"This desire to sound better is something I find frustrating with virtual performing. But overall, virtual performances leave more room for creativity. The final product is more engaging (visually, there is more you can do with a video than live) and has the ability to resonate with people wherever they’re at.
"You can watch our concert while folding laundry and still have an artful experience. I really enjoy figuring out how to create artful experiences, and the virtual platform gives me endless possibilities.
"I miss the instant affirmations we would receive when we would perform live. I miss the connection with the audience, and hearing what struck them most about the performance. I miss knowing that what I am doing is impacting someone; right now, I am just assuming it is. I miss the energy that live performances brought. The one-on-ones have brought back the instant affirmations, which are a big deal, but they have not brought back the 'live performance' passion.
"The one-on-ones feel like the first time we have been allowed to do the work we originally signed up for. The work of getting to know an audience, then presenting them with art that is engaging, educational, & entertaining. They start the foundation of a bridge, but I still think it will take a long time to build it. Good thing we are not in a hurry!"
I also asked our clarinetist, CJ Corbett, for his thoughts on our residency:
"As much as I miss performing for a live audience, I have a gained a deep appreciation for the learning that's taken place in this virtual setting.
"Our online residence gave us no choice but to evolve by shifting our focus more towards visual arts, in addition to developing our musicianship as performers.
"Traditionally, performing live concerts is straightforward: we set the stage & play for our audience. Virtually, we plan a variety of content from music videos to live recordings, often giving our audience a unique perspective into our lives.
"It is my hope that when we return to live concerts, Ears Engaged can take elements learned from this virtual setting and continue to innovate what it means to be performing musicians."
Lastly, I asked our oboist Alaina Chester to share her thoughts:
"I think there was a turn in our creative process when we embraced recording with BandLab. We were able to make more engaging videos and still line up our audio to get our full ensemble’s sound, even if we are still finagling with the technology of it all.
"I do think that virtual performances are more viable than everyone originally thought. People can enjoy them from the comforts of their own home, where it is safest. Where it has always been safest, and where those who are unable to attend concerts have been ignored as a potential audience until now.
"For me, I try to get in one live recorded solo performance in every concert. It’s important for me to continue to be vulnerable with our audience in that way, and it also continues to push me as a musician, through lining up with formerly recording tracks or working on my improv.
"As someone who struggles with performance anxiety, I didn’t want to lose that sense of 'live' even if it’s just for the team in the moment. The adrenaline feeling you get live is why musicians practice, and why we continue to come back and perform!
"For the audience, especially our audience of seniors, virtual recordings are not enough and will never be enough.
"The one-on-one’s demonstrate so perfectly what our group has known for awhile; people crave more personal & genuine interactions and connections.
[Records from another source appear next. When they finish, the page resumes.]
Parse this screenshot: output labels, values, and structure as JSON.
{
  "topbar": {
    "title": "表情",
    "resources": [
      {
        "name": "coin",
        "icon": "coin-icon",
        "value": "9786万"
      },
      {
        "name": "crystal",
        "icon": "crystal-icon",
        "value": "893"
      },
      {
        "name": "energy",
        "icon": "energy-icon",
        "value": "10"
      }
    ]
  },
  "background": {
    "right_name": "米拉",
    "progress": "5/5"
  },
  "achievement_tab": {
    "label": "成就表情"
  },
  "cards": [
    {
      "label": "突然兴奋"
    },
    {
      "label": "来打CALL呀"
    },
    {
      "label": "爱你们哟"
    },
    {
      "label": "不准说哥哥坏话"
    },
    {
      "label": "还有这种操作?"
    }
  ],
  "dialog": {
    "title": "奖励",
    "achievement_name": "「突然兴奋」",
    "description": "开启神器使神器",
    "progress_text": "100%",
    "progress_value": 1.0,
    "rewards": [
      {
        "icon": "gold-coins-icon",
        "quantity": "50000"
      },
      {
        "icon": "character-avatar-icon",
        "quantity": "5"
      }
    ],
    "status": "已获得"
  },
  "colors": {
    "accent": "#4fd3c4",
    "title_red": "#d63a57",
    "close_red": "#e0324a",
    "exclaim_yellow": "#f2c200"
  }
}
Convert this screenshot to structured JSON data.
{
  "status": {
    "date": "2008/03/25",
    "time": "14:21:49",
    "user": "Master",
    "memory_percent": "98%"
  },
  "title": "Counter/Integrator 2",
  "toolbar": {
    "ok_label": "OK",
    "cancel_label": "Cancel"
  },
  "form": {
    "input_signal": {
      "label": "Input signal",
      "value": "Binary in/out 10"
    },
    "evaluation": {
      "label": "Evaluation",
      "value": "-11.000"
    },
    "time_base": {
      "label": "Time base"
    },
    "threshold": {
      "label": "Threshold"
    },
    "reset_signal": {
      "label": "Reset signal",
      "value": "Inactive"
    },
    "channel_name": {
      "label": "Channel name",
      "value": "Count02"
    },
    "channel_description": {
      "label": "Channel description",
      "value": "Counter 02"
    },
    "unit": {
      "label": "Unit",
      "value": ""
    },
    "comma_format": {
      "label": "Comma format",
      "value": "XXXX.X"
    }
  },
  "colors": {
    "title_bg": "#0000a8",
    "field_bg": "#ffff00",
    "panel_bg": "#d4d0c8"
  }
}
"In general during normal times, but again especially now. Being able to speak to the residents in between pieces is huge! Not only for the residents who do not get to interact in this way, but for me as a human.
"What can be more special than a private concert that’s completely chill? Play a little, talk a little, laugh a little.
"Even though my resident repeats herself, I can tell what is important to her while I share what’s important to me, and we come together in a very unique way. Virtual performing could never replace that."
To compare our perspective now with when we were just starting the residency, you can visit this post from October.